Has more than 900 days in custody without a trial beaten Pvt. Bradley Manning down, or is he simply conceding to the government a couple of charges everybody already knows is true? According to Manning's lawyer, David Coombs, the Army private facing trial (maybe someday!) for providing thousands of military and diplomatic documents to Wikileaks is asking to plead guilty so some lesser charges. The New York Times explains:
If the judge accepts the unilateral plea and the trial on the other charges goes forward, prosecutors would apparently not need to present evidence of whether Private Manning provided the documents to WikiLeaks. That would mean such a trial would focus more directly on whether the leaking caused significant harm, and whether the charges, including aiding the enemy, fit the underlying facts.
Coombs' lawyer is firm that Manning is not attempting to submit a plea agreement or a deal. Manning has also requested to be tried by a single military judge rather than a jury. At least one legal expert finds the offer confusing:
Eugene R. Fidell, a military law specialist at Yale Law School who has represented many defendants in courts-martial, said he was "baffled" by the move. He said it was unusual to plead guilty to an action without the benefit of a pretrial agreement to obtain something in return.
Sometimes, Mr. Fidell added, a defendant might hope that such a move would help obtain a more lenient sentence by showing that he was cooperating and saving the government the time and expense of investigating, but in this case the offer has come well after the government already went to that time and expense.

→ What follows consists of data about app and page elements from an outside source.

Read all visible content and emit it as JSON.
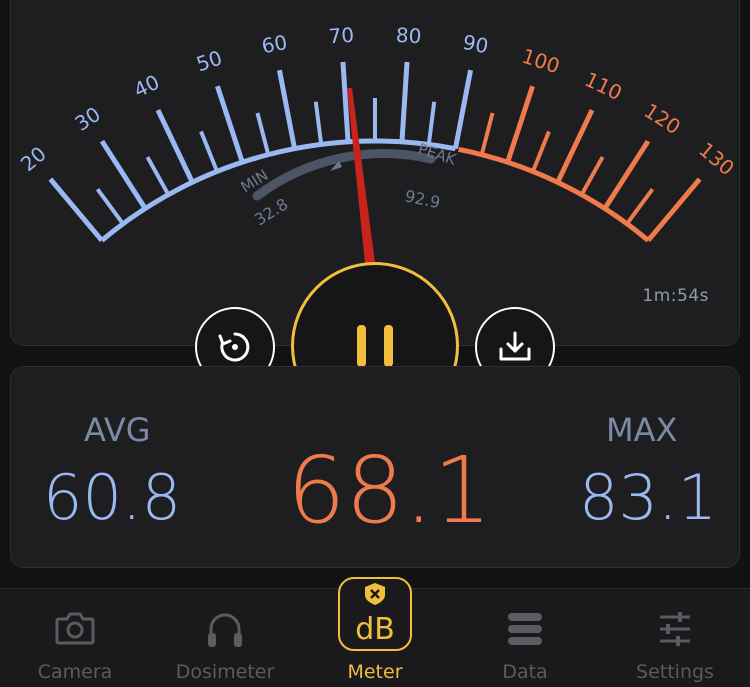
{
  "meter": {
    "scale_ticks": [
      "20",
      "30",
      "40",
      "50",
      "60",
      "70",
      "80",
      "90",
      "100",
      "110",
      "120",
      "130"
    ],
    "needle_value": 68.1,
    "min_label": "MIN",
    "peak_label": "PEAK",
    "min_value": "32.8",
    "peak_value": "92.9",
    "elapsed": "1m:54s"
  },
  "controls": {
    "reset_icon": "reset-icon",
    "pause_icon": "pause-icon",
    "save_icon": "download-icon"
  },
  "stats": {
    "avg_label": "AVG",
    "avg_value": "60.8",
    "current_value": "68.1",
    "max_label": "MAX",
    "max_value": "83.1"
  },
  "tabs": [
    {
      "label": "Camera",
      "icon": "camera-icon"
    },
    {
      "label": "Dosimeter",
      "icon": "headphones-icon"
    },
    {
      "label": "Meter",
      "icon": "db-shield-icon",
      "badge": "dB"
    },
    {
      "label": "Data",
      "icon": "data-stack-icon"
    },
    {
      "label": "Settings",
      "icon": "sliders-icon"
    }
  ],
  "colors": {
    "blue": "#9ab8f2",
    "orange": "#ef7a4c",
    "accent": "#f2bf3d",
    "needle": "#c8231c"
  }
}
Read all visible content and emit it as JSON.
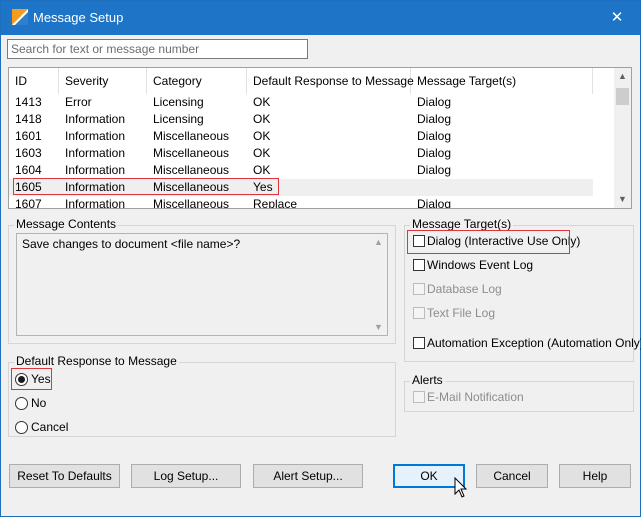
{
  "window": {
    "title": "Message Setup",
    "close_glyph": "✕"
  },
  "search": {
    "placeholder": "Search for text or message number",
    "value": ""
  },
  "table": {
    "columns": [
      "ID",
      "Severity",
      "Category",
      "Default Response to Message",
      "Message Target(s)"
    ],
    "rows": [
      [
        "1413",
        "Error",
        "Licensing",
        "OK",
        "Dialog"
      ],
      [
        "1418",
        "Information",
        "Licensing",
        "OK",
        "Dialog"
      ],
      [
        "1601",
        "Information",
        "Miscellaneous",
        "OK",
        "Dialog"
      ],
      [
        "1603",
        "Information",
        "Miscellaneous",
        "OK",
        "Dialog"
      ],
      [
        "1604",
        "Information",
        "Miscellaneous",
        "OK",
        "Dialog"
      ],
      [
        "1605",
        "Information",
        "Miscellaneous",
        "Yes",
        ""
      ],
      [
        "1607",
        "Information",
        "Miscellaneous",
        "Replace",
        "Dialog"
      ]
    ],
    "selected_id": "1605"
  },
  "message_contents": {
    "label": "Message Contents",
    "text": "Save changes to document <file name>?"
  },
  "message_targets": {
    "label": "Message Target(s)",
    "options": [
      {
        "label": "Dialog (Interactive Use Only)",
        "checked": false,
        "enabled": true
      },
      {
        "label": "Windows Event Log",
        "checked": false,
        "enabled": true
      },
      {
        "label": "Database Log",
        "checked": false,
        "enabled": false
      },
      {
        "label": "Text File Log",
        "checked": false,
        "enabled": false
      },
      {
        "label": "Automation Exception (Automation Only)",
        "checked": false,
        "enabled": true
      }
    ]
  },
  "default_response": {
    "label": "Default Response to Message",
    "options": [
      "Yes",
      "No",
      "Cancel"
    ],
    "selected": "Yes"
  },
  "alerts": {
    "label": "Alerts",
    "options": [
      {
        "label": "E-Mail Notification",
        "checked": false,
        "enabled": false
      }
    ]
  },
  "buttons": {
    "reset": "Reset To Defaults",
    "log_setup": "Log Setup...",
    "alert_setup": "Alert Setup...",
    "ok": "OK",
    "cancel": "Cancel",
    "help": "Help"
  },
  "colors": {
    "titlebar": "#1e74c6",
    "highlight": "#e0343c",
    "default_button_border": "#0078d7"
  }
}
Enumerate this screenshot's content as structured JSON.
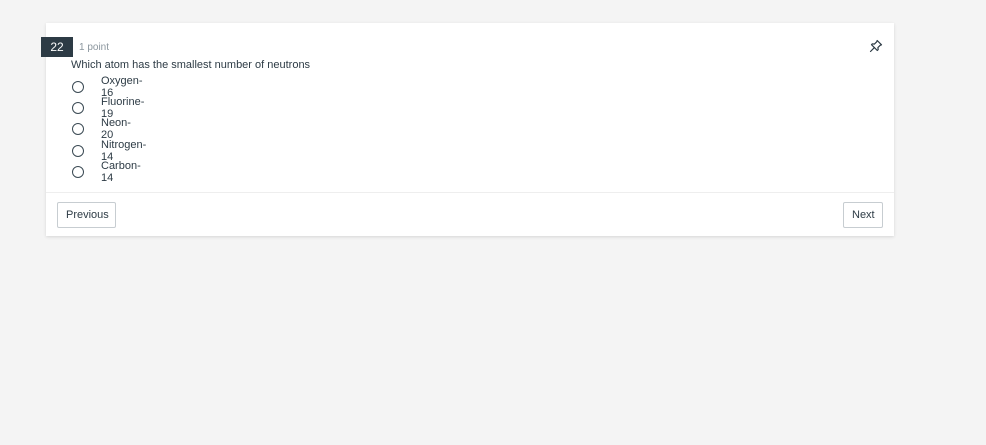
{
  "question": {
    "number": "22",
    "points": "1 point",
    "text": "Which atom has the smallest number of neutrons",
    "answers": [
      {
        "label": "Oxygen-16"
      },
      {
        "label": "Fluorine-19"
      },
      {
        "label": "Neon-20"
      },
      {
        "label": "Nitrogen-14"
      },
      {
        "label": "Carbon-14"
      }
    ]
  },
  "navigation": {
    "previous_label": "Previous",
    "next_label": "Next"
  },
  "icons": {
    "pin": "pin-icon"
  },
  "colors": {
    "background": "#f4f4f4",
    "card": "#ffffff",
    "number_badge": "#2d3b45",
    "text": "#2d3b45",
    "muted": "#8b969e",
    "button_border": "#c7cdd1"
  }
}
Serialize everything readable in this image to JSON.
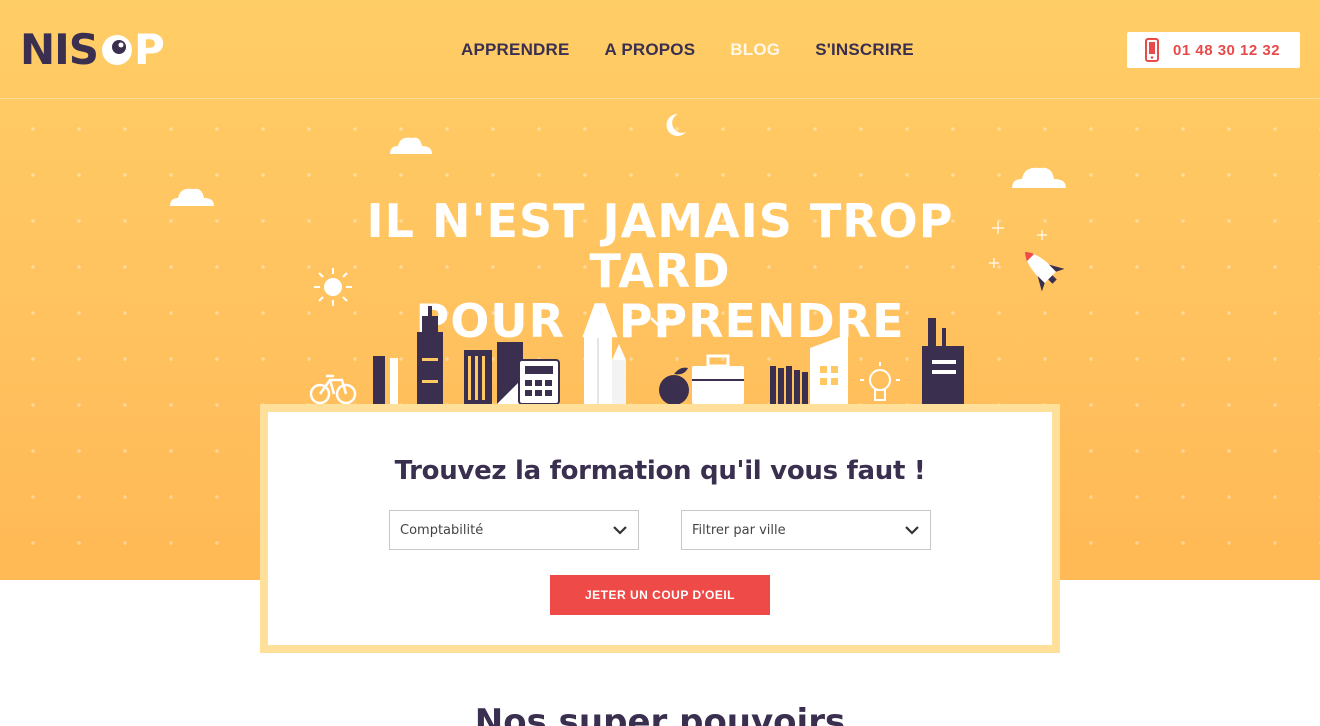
{
  "brand": {
    "logo_text_left": "NIS",
    "logo_text_right": "P"
  },
  "nav": {
    "items": [
      {
        "label": "APPRENDRE"
      },
      {
        "label": "A PROPOS"
      },
      {
        "label": "BLOG"
      },
      {
        "label": "S'INSCRIRE"
      }
    ],
    "active_index": 2
  },
  "phone": {
    "number": "01 48 30 12 32",
    "icon": "phone-icon"
  },
  "hero": {
    "headline_line1": "IL N'EST JAMAIS TROP TARD",
    "headline_line2": "POUR APPRENDRE"
  },
  "search": {
    "title": "Trouvez la formation qu'il vous faut !",
    "category_value": "Comptabilité",
    "city_placeholder": "Filtrer par ville",
    "submit_label": "JETER UN COUP D'OEIL"
  },
  "next_section": {
    "title": "Nos super pouvoirs"
  },
  "colors": {
    "hero_bg": "#ffc862",
    "dark": "#3a2f4f",
    "accent_red": "#ee4a48",
    "frame": "#ffe09b"
  }
}
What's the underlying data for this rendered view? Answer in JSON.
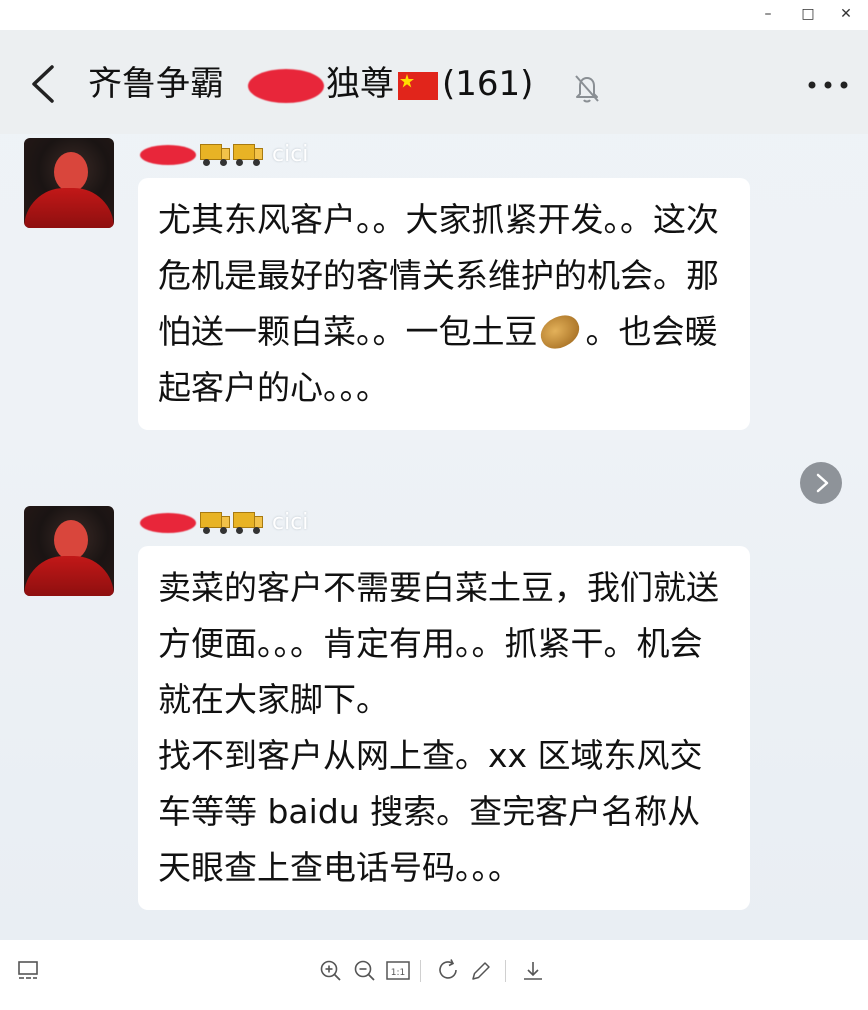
{
  "window": {
    "minimize_label": "–",
    "maximize_label": "□",
    "close_label": "✕"
  },
  "chat": {
    "title_prefix": "齐鲁争霸",
    "title_suffix": "独尊",
    "member_count": "(161)",
    "icons": {
      "back": "chevron-left-icon",
      "mute": "bell-muted-icon",
      "more": "more-dots-icon",
      "next": "chevron-right-icon"
    },
    "colors": {
      "background": "#eef2f6",
      "header": "#eceff1",
      "bubble": "#ffffff",
      "redaction": "#e8263a",
      "next_button": "#8e9399"
    }
  },
  "messages": [
    {
      "sender_name": "cici",
      "text_before_emoji": "尤其东风客户。。大家抓紧开发。。这次危机是最好的客情关系维护的机会。那怕送一颗白菜。。一包土豆",
      "emoji": "potato-emoji",
      "text_after_emoji": "。也会暖起客户的心。。。"
    },
    {
      "sender_name": "cici",
      "text": "卖菜的客户不需要白菜土豆，我们就送方便面。。。肯定有用。。抓紧干。机会就在大家脚下。\n找不到客户从网上查。xx 区域东风交车等等 baidu 搜索。查完客户名称从天眼查上查电话号码。。。"
    }
  ],
  "toolbar": {
    "items": [
      "thumbnail-icon",
      "zoom-in-icon",
      "zoom-out-icon",
      "actual-size-icon",
      "rotate-icon",
      "edit-icon",
      "download-icon"
    ],
    "actual_size_label": "1:1"
  }
}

Speaking of the time the government has spent, despite the offer, Coombs is still trying to get the case thrown out for violating Manning's right to a speedy trial. The Bradley Manning Support Network is providing courtroom coverage for those who want to delve deeper into the various pretrial hearings.